Website and app data records
....................
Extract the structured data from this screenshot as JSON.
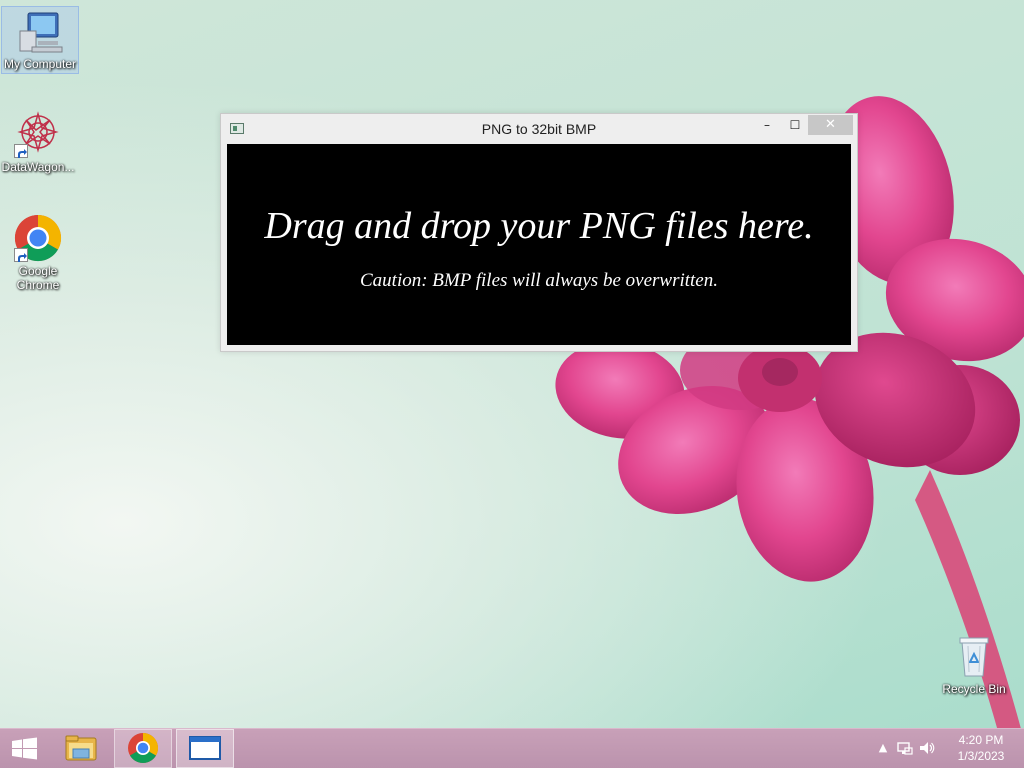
{
  "desktop": {
    "icons": [
      {
        "label": "My Computer",
        "icon": "my-computer-icon"
      },
      {
        "label": "DataWagon...",
        "icon": "datawagon-icon"
      },
      {
        "label": "Google Chrome",
        "icon": "chrome-icon"
      },
      {
        "label": "Recycle Bin",
        "icon": "recycle-bin-icon"
      }
    ]
  },
  "window": {
    "title": "PNG to 32bit BMP",
    "controls": {
      "minimize": "–",
      "maximize": "☐",
      "close": "✕"
    },
    "drop_heading": "Drag and drop your PNG files here.",
    "drop_caution": "Caution: BMP files will always be overwritten."
  },
  "taskbar": {
    "buttons": [
      {
        "icon": "windows-start-icon"
      },
      {
        "icon": "file-explorer-icon"
      },
      {
        "icon": "chrome-icon"
      },
      {
        "icon": "app-window-icon"
      }
    ],
    "tray": {
      "icons": [
        "chevron-up-icon",
        "network-icon",
        "speaker-icon"
      ],
      "time": "4:20 PM",
      "date": "1/3/2023"
    }
  },
  "colors": {
    "taskbar": "#bb93ad",
    "drop_zone": "#000000",
    "flower": "#e24590"
  }
}
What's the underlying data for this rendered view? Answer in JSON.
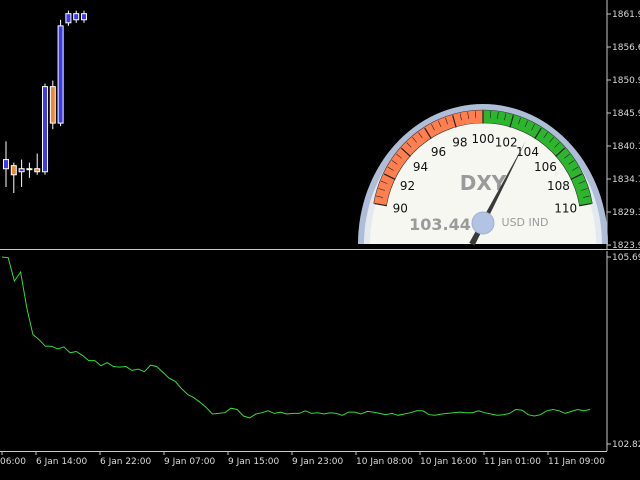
{
  "price_axis": {
    "labels": [
      "1861.95",
      "1856.65",
      "1850.95",
      "1845.95",
      "1840.15",
      "1834.75",
      "1829.35",
      "1823.95"
    ]
  },
  "indicator_axis": {
    "top_label": "105.69",
    "bottom_label": "102.82"
  },
  "time_axis": {
    "labels": [
      "06:00",
      "6 Jan 14:00",
      "6 Jan 22:00",
      "9 Jan 07:00",
      "9 Jan 15:00",
      "9 Jan 23:00",
      "10 Jan 08:00",
      "10 Jan 16:00",
      "11 Jan 01:00",
      "11 Jan 09:00"
    ]
  },
  "gauge": {
    "title": "DXY",
    "value": "103.44",
    "value_numeric": 103.44,
    "unit": "USD IND",
    "ticks": [
      "90",
      "92",
      "94",
      "96",
      "98",
      "100",
      "102",
      "104",
      "106",
      "108",
      "110"
    ],
    "min": 90,
    "max": 110,
    "red_to": 100,
    "colors": {
      "red": "#ff7f50",
      "green": "#2db52d",
      "bezel": "#aebdd8",
      "face": "#f7f7f2",
      "needle": "#3a3a3a",
      "hub": "#b3c3e3"
    }
  },
  "colors": {
    "background": "#000000",
    "bull_candle": "#3a3af0",
    "bear_candle": "#e88a3a",
    "indicator_line": "#33dd33",
    "axis_text": "#d9d9d9",
    "separator": "#c8c8c8"
  },
  "chart_data": [
    {
      "type": "candlestick",
      "ylim": [
        1823.95,
        1861.95
      ],
      "series": [
        {
          "open": 1836.5,
          "high": 1841.0,
          "low": 1833.5,
          "close": 1838.0
        },
        {
          "open": 1837.0,
          "high": 1837.5,
          "low": 1832.5,
          "close": 1835.5
        },
        {
          "open": 1836.0,
          "high": 1838.0,
          "low": 1833.5,
          "close": 1836.5
        },
        {
          "open": 1836.5,
          "high": 1837.5,
          "low": 1835.0,
          "close": 1836.5
        },
        {
          "open": 1836.5,
          "high": 1839.0,
          "low": 1835.5,
          "close": 1836.0
        },
        {
          "open": 1836.0,
          "high": 1850.5,
          "low": 1835.5,
          "close": 1850.0
        },
        {
          "open": 1850.0,
          "high": 1851.0,
          "low": 1843.0,
          "close": 1844.0
        },
        {
          "open": 1844.0,
          "high": 1861.0,
          "low": 1843.5,
          "close": 1860.0
        },
        {
          "open": 1860.5,
          "high": 1862.5,
          "low": 1860.0,
          "close": 1862.0
        },
        {
          "open": 1861.0,
          "high": 1862.5,
          "low": 1860.5,
          "close": 1862.0
        },
        {
          "open": 1861.0,
          "high": 1862.5,
          "low": 1860.5,
          "close": 1862.0
        }
      ]
    },
    {
      "type": "line",
      "ylim": [
        102.82,
        105.69
      ],
      "values": [
        105.69,
        105.68,
        105.32,
        105.46,
        104.91,
        104.5,
        104.42,
        104.32,
        104.32,
        104.28,
        104.31,
        104.22,
        104.24,
        104.18,
        104.1,
        104.1,
        104.02,
        104.07,
        104.01,
        104.0,
        104.01,
        103.95,
        103.97,
        103.93,
        104.03,
        104.01,
        103.92,
        103.83,
        103.78,
        103.67,
        103.58,
        103.53,
        103.46,
        103.38,
        103.28,
        103.29,
        103.3,
        103.37,
        103.35,
        103.25,
        103.22,
        103.28,
        103.3,
        103.33,
        103.29,
        103.31,
        103.28,
        103.29,
        103.29,
        103.33,
        103.29,
        103.3,
        103.28,
        103.3,
        103.29,
        103.26,
        103.31,
        103.31,
        103.28,
        103.32,
        103.31,
        103.29,
        103.27,
        103.29,
        103.26,
        103.28,
        103.3,
        103.33,
        103.33,
        103.27,
        103.26,
        103.28,
        103.29,
        103.3,
        103.31,
        103.3,
        103.3,
        103.33,
        103.3,
        103.28,
        103.26,
        103.27,
        103.29,
        103.35,
        103.34,
        103.27,
        103.25,
        103.27,
        103.33,
        103.35,
        103.33,
        103.29,
        103.32,
        103.35,
        103.33,
        103.35
      ]
    }
  ]
}
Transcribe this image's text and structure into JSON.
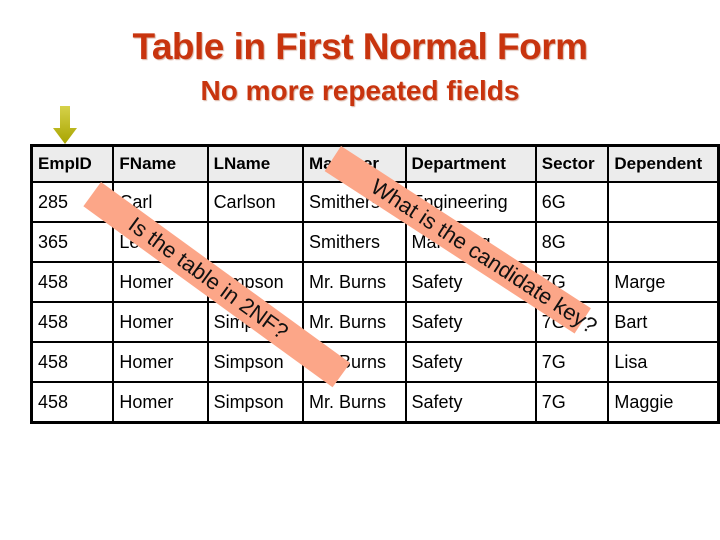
{
  "slide": {
    "title": "Table in First Normal Form",
    "subtitle": "No more repeated fields",
    "colors": {
      "title": "#c8340e",
      "band": "#fca688",
      "arrow": "#b8b400",
      "header_bg": "#ececec"
    },
    "arrow_icon": "down-arrow"
  },
  "table": {
    "headers": [
      "EmpID",
      "FName",
      "LName",
      "Manager",
      "Department",
      "Sector",
      "Dependent"
    ],
    "rows": [
      [
        "285",
        "Carl",
        "Carlson",
        "Smithers",
        "Engineering",
        "6G",
        ""
      ],
      [
        "365",
        "Lenny",
        "",
        "Smithers",
        "Marketing",
        "8G",
        ""
      ],
      [
        "458",
        "Homer",
        "Simpson",
        "Mr. Burns",
        "Safety",
        "7G",
        "Marge"
      ],
      [
        "458",
        "Homer",
        "Simpson",
        "Mr. Burns",
        "Safety",
        "7G",
        "Bart"
      ],
      [
        "458",
        "Homer",
        "Simpson",
        "Mr. Burns",
        "Safety",
        "7G",
        "Lisa"
      ],
      [
        "458",
        "Homer",
        "Simpson",
        "Mr. Burns",
        "Safety",
        "7G",
        "Maggie"
      ]
    ]
  },
  "callouts": {
    "band1": "Is the table in 2NF?",
    "band2": "What is the candidate key?"
  }
}
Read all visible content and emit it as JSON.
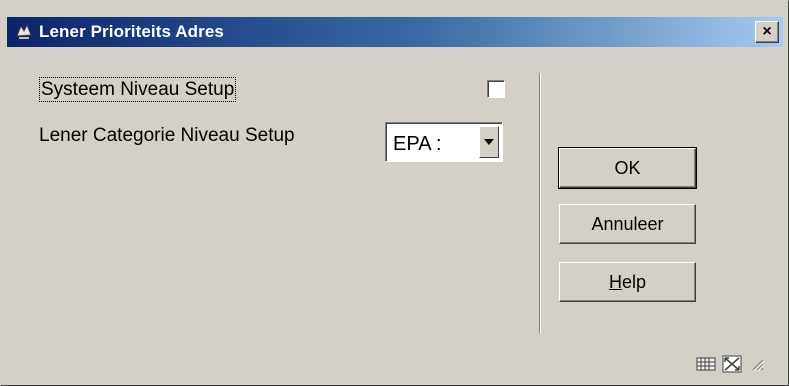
{
  "window": {
    "title": "Lener Prioriteits Adres",
    "close_glyph": "×"
  },
  "form": {
    "system_setup_label": "Systeem Niveau Setup",
    "system_setup_checked": false,
    "category_setup_label": "Lener Categorie Niveau Setup",
    "category_setup_value": "EPA :"
  },
  "buttons": {
    "ok": "OK",
    "cancel": "Annuleer",
    "help_underlined": "H",
    "help_rest": "elp"
  },
  "icons": {
    "app": "library-app-icon",
    "grid": "grid-icon",
    "resize": "resize-icon",
    "grip": "size-grip-icon"
  }
}
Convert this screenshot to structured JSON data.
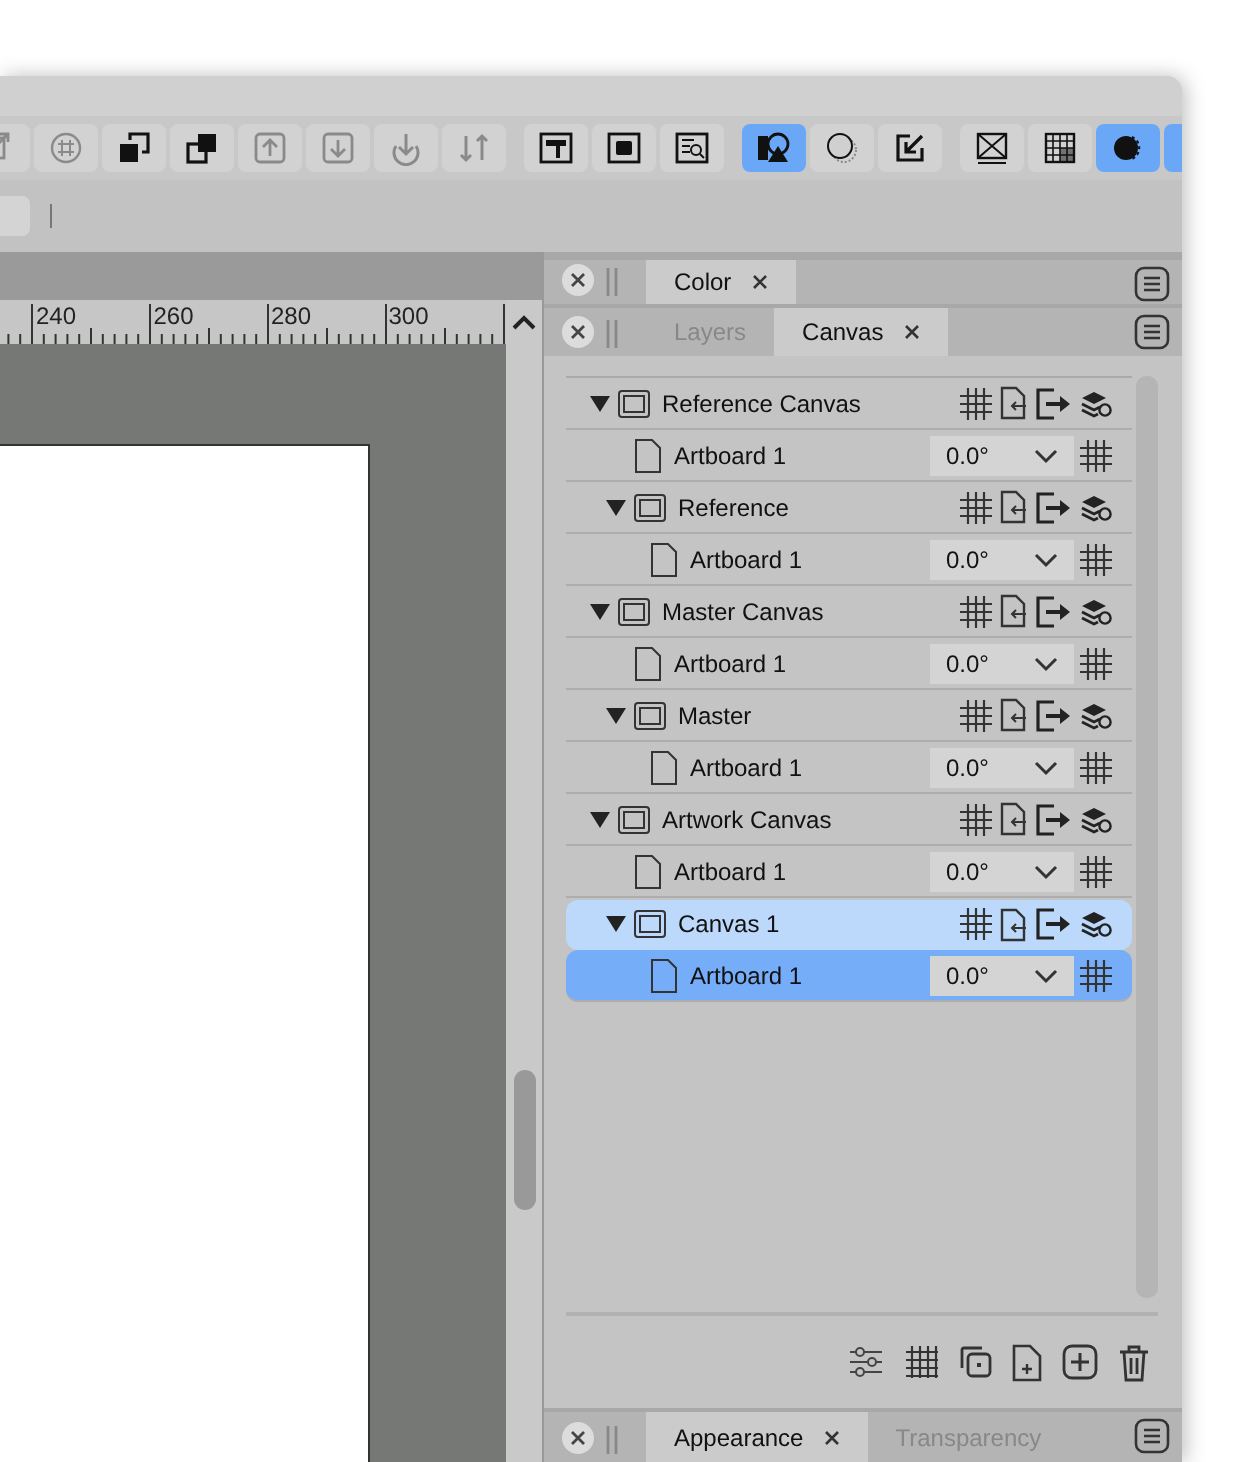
{
  "toolbar": {
    "groups": [
      [
        {
          "selected": false,
          "disabled": true
        },
        {
          "selected": false,
          "disabled": true
        },
        {
          "selected": false,
          "disabled": false
        },
        {
          "selected": false,
          "disabled": false
        },
        {
          "selected": false,
          "disabled": true
        },
        {
          "selected": false,
          "disabled": true
        },
        {
          "selected": false,
          "disabled": true
        },
        {
          "selected": false,
          "disabled": true
        }
      ],
      [
        {
          "selected": false,
          "disabled": false
        },
        {
          "selected": false,
          "disabled": false
        },
        {
          "selected": false,
          "disabled": false
        }
      ],
      [
        {
          "selected": true,
          "disabled": false
        },
        {
          "selected": false,
          "disabled": false
        },
        {
          "selected": false,
          "disabled": false
        }
      ],
      [
        {
          "selected": false,
          "disabled": false
        },
        {
          "selected": false,
          "disabled": false
        },
        {
          "selected": true,
          "disabled": false
        },
        {
          "selected": true,
          "disabled": false
        }
      ]
    ]
  },
  "ruler": {
    "labels": [
      "240",
      "260",
      "280",
      "300"
    ]
  },
  "panels": [
    {
      "tabs": [
        {
          "label": "Color",
          "selected": true
        }
      ]
    },
    {
      "tabs": [
        {
          "label": "Layers",
          "selected": false
        },
        {
          "label": "Canvas",
          "selected": true
        }
      ]
    }
  ],
  "tree": [
    {
      "kind": "canvas",
      "label": "Reference Canvas",
      "expanded": true,
      "selected": false,
      "children": [
        {
          "kind": "artboard",
          "label": "Artboard 1",
          "rotation": "0.0°",
          "selected": false
        },
        {
          "kind": "canvas",
          "label": "Reference",
          "expanded": true,
          "selected": false,
          "children": [
            {
              "kind": "artboard",
              "label": "Artboard 1",
              "rotation": "0.0°",
              "selected": false
            }
          ]
        }
      ]
    },
    {
      "kind": "canvas",
      "label": "Master Canvas",
      "expanded": true,
      "selected": false,
      "children": [
        {
          "kind": "artboard",
          "label": "Artboard 1",
          "rotation": "0.0°",
          "selected": false
        },
        {
          "kind": "canvas",
          "label": "Master",
          "expanded": true,
          "selected": false,
          "children": [
            {
              "kind": "artboard",
              "label": "Artboard 1",
              "rotation": "0.0°",
              "selected": false
            }
          ]
        }
      ]
    },
    {
      "kind": "canvas",
      "label": "Artwork Canvas",
      "expanded": true,
      "selected": false,
      "children": [
        {
          "kind": "artboard",
          "label": "Artboard 1",
          "rotation": "0.0°",
          "selected": false
        },
        {
          "kind": "canvas",
          "label": "Canvas 1",
          "expanded": true,
          "selected": false,
          "children": [
            {
              "kind": "artboard",
              "label": "Artboard 1",
              "rotation": "0.0°",
              "selected": true
            }
          ]
        }
      ]
    }
  ],
  "bottom_panel": {
    "tabs": [
      {
        "label": "Appearance",
        "selected": true
      },
      {
        "label": "Transparency",
        "selected": false
      }
    ]
  }
}
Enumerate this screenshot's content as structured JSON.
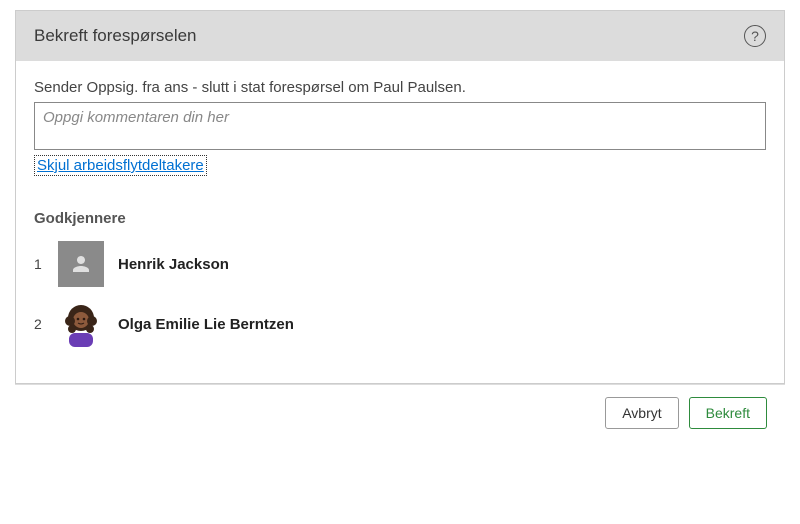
{
  "dialog": {
    "title": "Bekreft forespørselen",
    "senderText": "Sender Oppsig. fra ans - slutt i stat forespørsel om Paul Paulsen.",
    "commentPlaceholder": "Oppgi kommentaren din her",
    "toggleLink": "Skjul arbeidsflytdeltakere",
    "approversTitle": "Godkjennere"
  },
  "approvers": [
    {
      "index": "1",
      "name": "Henrik Jackson",
      "avatarType": "placeholder"
    },
    {
      "index": "2",
      "name": "Olga Emilie Lie Berntzen",
      "avatarType": "illustration"
    }
  ],
  "footer": {
    "cancel": "Avbryt",
    "confirm": "Bekreft"
  }
}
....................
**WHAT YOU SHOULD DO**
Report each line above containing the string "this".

**ANSWER**
Extract the structured data from this screenshot as JSON.
What's the underlying data for this rendered view? Answer in JSON.
Transcribe this image's text and structure into JSON.
Convert this screenshot to structured JSON data.
Enumerate this screenshot's content as structured JSON.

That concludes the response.